We were lucky today was such a beautiful day for our walk to Musqueam to view decorations created by two Musqueam members. At the entrance of the reserve (Crown St. and Stautlo Ave.), Debra Sparrow has designed a modern day Coast Salish monument of The Runner. The Runner was the person who kept watch for the Nation and would run through the village alerting the community of people approaching their territory. A plaque placed at the feet of The Runner  states "The spirit of our ancestors moves through the open spaces of our runner. He carries the knowledge and history of our people....he whispers to them...generation to generation."  This monument is another example of how people use decorations to tell stories.


Next we looked at a house post carved by Dave Louis Jr. The Coast Salish people do not carve totem poles but rather house posts that traditionally would adorn the interior entrance ways of the each respective family long house.  The house posts would commemorate an eve…

Totem Tales

Totem poles are not only decorations but also tell stories.  Today, we read "Totem Tales" an Alaskan story by Deb Vanasse.  It is the story of a totem pole that comes to life.  The totem figures: Grizzly, Beaver, Frog, Wolf and Eagle have to reassemble themselves in proper order before daybreak.  After reading the story, we used puppets to reenact the story.  I am sure your child would love to share the story with you.



The children are still using dough to make decorations.  Some children chose to make more decorations while others chose to paint those already made.  As soon as they are dry and painted, the decorations will be sent home.


Next week (weather permitting), we will walk to Musqueam to view two Coast Salish house posts that were erected during the 2010 Olympics.

Decorations Tell Stories

Kai chose to share with us a plaque from his Trindadian heritage.  The plaque had a steel drum replica and a description of the drum's importance to the people of Trinidad.

This plaque inspired us to make decorative plaques representing the heritage of each of us.   Each child was given his/her picture and flags of the countries his/her family originates from to decorate with.   Many added drawn pictures of other family members as well.  When they were finished, many of the children went around the room showing their plaques to others.  It was amazing to see the pride the children had in their work and the willingness to share with others.

November 16, 2011

Today I shared my prairie heritage with the children.  My maternal and paternal grandparents came from different parts of Europe and settled on the prairies in the early 1900's.  I chose to share a wheat ornament made of glass.  This ornament was given to me by my parents so I will always remember my prairie roots and my family that is still there.  (I really wanted to share the Saskatchewan Riders' logo)

Lots of giggles erupted when I told the children I was from Saskatchewan.  There was even more laughter as the children all tried to say Saskatoon, Saskatchewan. We read the book "If you're not from the prairie...." by David Bouchard.  I shared my stories of growing up in Saskatchewan, the land of endless sky and very cold winters.I asked the children to make a decoration of their choice using dough as the medium.    When the decorations dry, they will be painted and brought home to share.
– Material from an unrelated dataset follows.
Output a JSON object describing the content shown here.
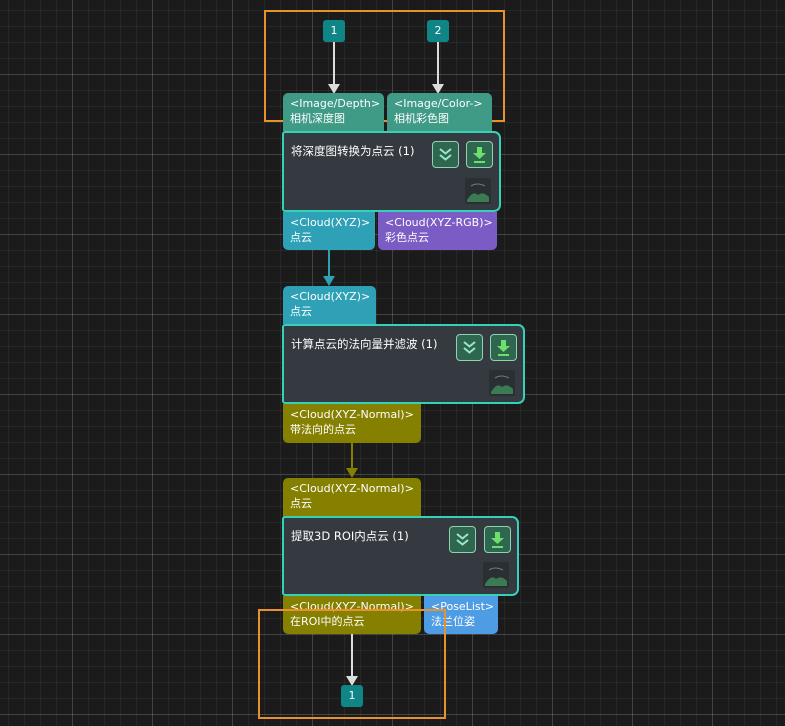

Korean Decorations

Yu Ha shared with us a fan and a drum decoration from her Korean culture. 


Painted on the drum was the Sam-Taegeuk symbol which is found on many Korean items.  The symbol is comprised of three colours: red representing earth, yellow representing humanity and the blue representing the heavens.  Using these three colours, the children painted a decoration on a fan.













To see how the Korean fan is used as a decoration and an instrument of art, we watched a Korean fan dance. (http://www.youtube.com/watch?v=QIBvmK9SmxI&feature=related) This dance inspired the children to create their own fan dance.

The children were proud of their fans and were excited to bring them home to share.  Adyson asked to hang her fan at the daycare because she wanted to share her decoration with everyone.


This unit of inquiry is not only fun but also a wonderful opportunity for us to share who we are and learn more about each other.